If you haven’t seen this series already, the following review may persuade you to check it out. I had already reviewed the book, Long Way Round: Chasing Shadows Across the World a long time ago. I met Miles Walker who is a freelance writer and blogger. He is providing a guest post which reviews the TV series. Give him a warm welcome everyone.
If you went up to the average bike lover and told them that one of the best motorcycle shows of the last ten years was a reality series – featuring the guy from Moulin Rouge, hanging out with an actor buddy whose credits mainly include a bunch of art house flicks from the last twenty years – they’d probably laugh at you.
With so many actors out there who have been iconic to the biking community – guys like Peter Fonda, for instance, and even Hugh Laurie of House M.D. is a known motorcycle buff – it seems odd that Ewan McGregor and the largely obscure Charley Boorman would wind up being the pair headlining what turned out to be a really, really great series.
Anyways, the show’s hook isn’t the star power. We see McGregor and Boorman here not as stars, or as celebrities, or as actors, but as bike lovers going on a life changing trip from London to New York… the hard way. The two leads and their crew travel east, covering Europe, the Ukraine, Russia, Kazakhstan, Mongolia, Siberia and finally through Canada and the Northeastern tip of the United States.
While the focus of the journey began under the banner of riding for UNICEF, and the series does bring light to UNICEF causes, the resulting effect is not that you’re watching this to fill some quota of public service shows that you need to watch to feel better about yourself. Rather, it becomes clear right from the start that the point is the journey, the adventure, rather than any political cause.
McGregor and Boorman make a strong pairing and a refreshing alternative to the fresh faced, pampered contestants we’ve seen on dozens of travel themed reality game shows. As the cast and crew suffer setbacks, they press on and take it all in stride. They have a sense of humor over lesser misfortunes and a sense of perseverance against major setbacks, including serious injury (McGregor twice had gasoline sprayed in his eyes, having undergone laser surgery just before the show began).
The hook of the show is that you’re watching a motorcycle trip around the world, and certainly, a few viewers were brought in with the promise of watching a famous actor undergo that journey. By the end of the series, though, you realize that it’s really about a surprisingly personal journey for the cast and crew against a backdrop of some of the most gorgeous riding locations in the world, from the Church of Bones to Mount Rushmore and some gorgeous stretches of highway in between.
All of this is captured with some fairly innovative camera techniques and equipment.

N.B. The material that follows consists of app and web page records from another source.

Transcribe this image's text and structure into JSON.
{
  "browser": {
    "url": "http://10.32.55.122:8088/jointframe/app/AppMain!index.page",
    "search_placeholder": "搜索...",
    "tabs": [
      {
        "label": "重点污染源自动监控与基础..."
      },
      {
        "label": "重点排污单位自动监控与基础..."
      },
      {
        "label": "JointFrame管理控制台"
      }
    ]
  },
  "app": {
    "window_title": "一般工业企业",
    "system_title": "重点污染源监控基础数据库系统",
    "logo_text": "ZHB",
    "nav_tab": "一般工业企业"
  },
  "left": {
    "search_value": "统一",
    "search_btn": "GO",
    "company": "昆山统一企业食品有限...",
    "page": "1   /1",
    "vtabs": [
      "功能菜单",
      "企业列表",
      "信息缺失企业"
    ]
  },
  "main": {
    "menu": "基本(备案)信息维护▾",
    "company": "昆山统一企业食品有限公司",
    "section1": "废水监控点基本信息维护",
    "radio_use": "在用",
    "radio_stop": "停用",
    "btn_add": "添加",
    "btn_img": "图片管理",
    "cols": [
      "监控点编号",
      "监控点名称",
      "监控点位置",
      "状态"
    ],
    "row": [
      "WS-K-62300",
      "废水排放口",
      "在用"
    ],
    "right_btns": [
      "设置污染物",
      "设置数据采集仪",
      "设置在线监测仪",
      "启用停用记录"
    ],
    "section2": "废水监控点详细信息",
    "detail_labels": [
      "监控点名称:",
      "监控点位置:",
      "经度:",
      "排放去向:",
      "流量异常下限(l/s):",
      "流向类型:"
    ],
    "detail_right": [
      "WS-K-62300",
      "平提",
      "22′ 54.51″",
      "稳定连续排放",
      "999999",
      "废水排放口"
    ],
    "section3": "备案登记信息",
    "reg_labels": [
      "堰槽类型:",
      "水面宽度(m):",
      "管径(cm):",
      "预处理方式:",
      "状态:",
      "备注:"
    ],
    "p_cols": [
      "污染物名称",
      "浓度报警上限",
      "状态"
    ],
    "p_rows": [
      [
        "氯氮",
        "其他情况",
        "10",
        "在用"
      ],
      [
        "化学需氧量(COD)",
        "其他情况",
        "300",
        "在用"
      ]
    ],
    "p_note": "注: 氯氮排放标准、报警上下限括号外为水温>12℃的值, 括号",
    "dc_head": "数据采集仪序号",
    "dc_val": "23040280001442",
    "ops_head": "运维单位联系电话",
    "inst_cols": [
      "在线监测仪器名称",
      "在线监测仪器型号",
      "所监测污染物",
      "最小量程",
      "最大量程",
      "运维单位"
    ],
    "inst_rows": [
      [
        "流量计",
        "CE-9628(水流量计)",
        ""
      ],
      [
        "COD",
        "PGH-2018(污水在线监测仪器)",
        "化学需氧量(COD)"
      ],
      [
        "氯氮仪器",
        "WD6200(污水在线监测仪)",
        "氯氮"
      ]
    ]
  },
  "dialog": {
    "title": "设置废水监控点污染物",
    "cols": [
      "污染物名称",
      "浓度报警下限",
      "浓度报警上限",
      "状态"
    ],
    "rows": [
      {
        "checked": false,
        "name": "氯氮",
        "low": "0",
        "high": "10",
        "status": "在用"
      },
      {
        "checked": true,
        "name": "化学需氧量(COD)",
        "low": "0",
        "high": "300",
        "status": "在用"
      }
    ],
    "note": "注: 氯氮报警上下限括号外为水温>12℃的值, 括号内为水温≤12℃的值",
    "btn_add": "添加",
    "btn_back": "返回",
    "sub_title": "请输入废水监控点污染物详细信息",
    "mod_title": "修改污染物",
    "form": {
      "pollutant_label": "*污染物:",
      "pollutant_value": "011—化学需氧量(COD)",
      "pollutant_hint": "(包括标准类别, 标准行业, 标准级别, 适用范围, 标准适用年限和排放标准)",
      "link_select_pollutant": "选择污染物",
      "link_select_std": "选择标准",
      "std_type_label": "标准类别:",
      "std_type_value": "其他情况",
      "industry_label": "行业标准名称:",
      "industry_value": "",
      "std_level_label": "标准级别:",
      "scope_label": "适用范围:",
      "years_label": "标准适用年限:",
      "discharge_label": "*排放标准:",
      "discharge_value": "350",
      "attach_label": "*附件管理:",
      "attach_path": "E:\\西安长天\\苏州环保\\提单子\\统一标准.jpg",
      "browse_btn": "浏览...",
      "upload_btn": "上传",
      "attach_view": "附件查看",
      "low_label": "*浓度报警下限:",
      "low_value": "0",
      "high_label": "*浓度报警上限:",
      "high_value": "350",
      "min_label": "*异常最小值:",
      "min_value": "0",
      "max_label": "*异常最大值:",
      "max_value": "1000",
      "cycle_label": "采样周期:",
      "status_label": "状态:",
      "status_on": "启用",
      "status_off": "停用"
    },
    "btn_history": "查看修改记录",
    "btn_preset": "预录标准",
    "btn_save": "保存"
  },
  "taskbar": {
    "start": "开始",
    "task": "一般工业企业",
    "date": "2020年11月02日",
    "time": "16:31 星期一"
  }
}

The bike-mounted cameras and microphones give us a rider’s-seat view and often allow us a more personal look without ever quite feeling intrusive, as so many reality shows manage to be. Meanwhile, the road crew present us with some breathtaking vistas and action shots.

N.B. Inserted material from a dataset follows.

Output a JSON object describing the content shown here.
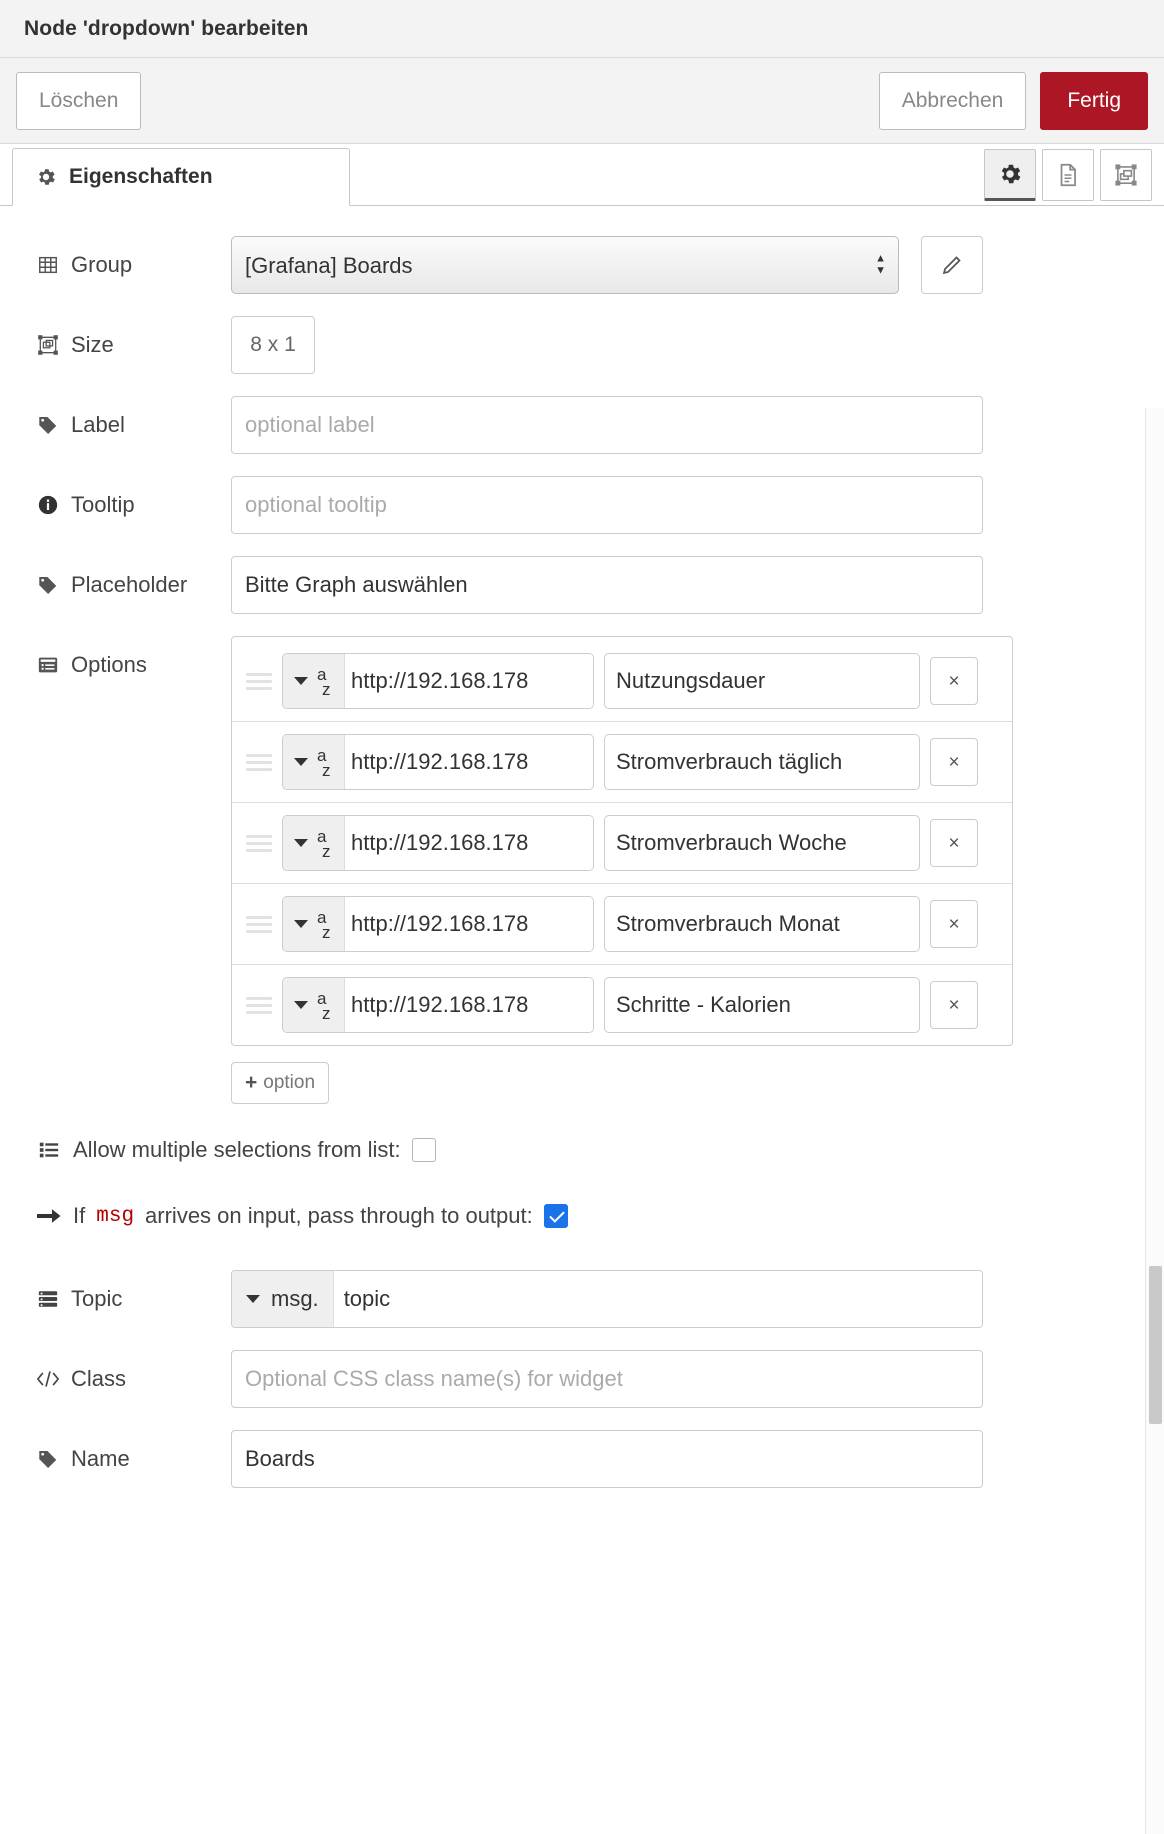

If there’s one major disappointment about the series, it’s that it debuted in 2004, which was well before HD and Blu-Ray really took off. If there’s ever been a reality series begging to be seen in Hi-Def, this is it.
This show wound up kicking off a whole series of travelogue style reality shows for McGregor and Boorman, being followed by Race to Dakar, Long Way Down, By Any Means and Right to the Edge: Sydney to Tokyo by Any Means. While each series has something of its own to offer viewers, the original may be the most affecting of all of them. This is where you first see the duo make that decision to go through with the biggest adventure of their lives.
This isn’t to say that they’ve lost their fire by the filming of Sydney to Tokyo, or that Long Way Down is without its own unique merits, but the emotional impact of Long Way Round is hard to repeat.
If you have a choice, you’ll want to go with the expanded special edition discs. It’s only three episodes longer, but it’s not simply an issue of “bonus episodes”. Only the tenth and final episode contains all new footage, while the rest of the series has actually been completely restructured in editing, expanding the full story with unused footage and bonus material to simply give the whole journey a little more “breathing room”.
Miles Walker is a freelance writer and blogger who usually compares car insurance deals over at CarinsuranceComparison.Org.